Task goal:
Output each record below exactly, and include all of them.

Source material:
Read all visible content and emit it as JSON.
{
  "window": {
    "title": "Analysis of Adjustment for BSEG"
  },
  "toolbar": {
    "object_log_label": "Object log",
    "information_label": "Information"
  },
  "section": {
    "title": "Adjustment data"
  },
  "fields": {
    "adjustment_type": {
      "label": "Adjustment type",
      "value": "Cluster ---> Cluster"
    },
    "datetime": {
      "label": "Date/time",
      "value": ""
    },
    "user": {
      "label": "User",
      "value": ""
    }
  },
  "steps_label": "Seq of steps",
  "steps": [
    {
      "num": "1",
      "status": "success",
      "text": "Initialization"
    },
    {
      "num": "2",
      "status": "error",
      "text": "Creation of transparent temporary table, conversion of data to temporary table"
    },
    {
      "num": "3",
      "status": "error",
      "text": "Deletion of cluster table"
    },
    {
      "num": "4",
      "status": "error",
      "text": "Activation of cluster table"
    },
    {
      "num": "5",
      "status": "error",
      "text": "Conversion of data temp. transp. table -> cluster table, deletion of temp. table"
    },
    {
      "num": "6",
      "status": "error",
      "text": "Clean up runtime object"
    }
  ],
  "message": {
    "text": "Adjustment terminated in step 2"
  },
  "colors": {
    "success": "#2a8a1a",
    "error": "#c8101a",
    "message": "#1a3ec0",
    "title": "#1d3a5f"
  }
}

Exercise result:
Read all visible content and emit it as JSON.
{
  "window": {
    "title": "Analysis of Adjustment for BSEG"
  },
  "toolbar": {
    "object_log_label": "Object log",
    "information_label": "Information"
  },
  "section": {
    "title": "Adjustment data"
  },
  "fields": {
    "adjustment_type": {
      "label": "Adjustment type",
      "value": "Cluster ---> Cluster"
    },
    "datetime": {
      "label": "Date/time",
      "value": ""
    },
    "user": {
      "label": "User",
      "value": ""
    }
  },
  "steps_label": "Seq of steps",
  "steps": [
    {
      "num": "1",
      "status": "success",
      "text": "Initialization"
    },
    {
      "num": "2",
      "status": "error",
      "text": "Creation of transparent temporary table, conversion of data to temporary table"
    },
    {
      "num": "3",
      "status": "error",
      "text": "Deletion of cluster table"
    },
    {
      "num": "4",
      "status": "error",
      "text": "Activation of cluster table"
    },
    {
      "num": "5",
      "status": "error",
      "text": "Conversion of data temp. transp. table -> cluster table, deletion of temp. table"
    },
    {
      "num": "6",
      "status": "error",
      "text": "Clean up runtime object"
    }
  ],
  "message": {
    "text": "Adjustment terminated in step 2"
  },
  "colors": {
    "success": "#2a8a1a",
    "error": "#c8101a",
    "message": "#1a3ec0",
    "title": "#1d3a5f"
  }
}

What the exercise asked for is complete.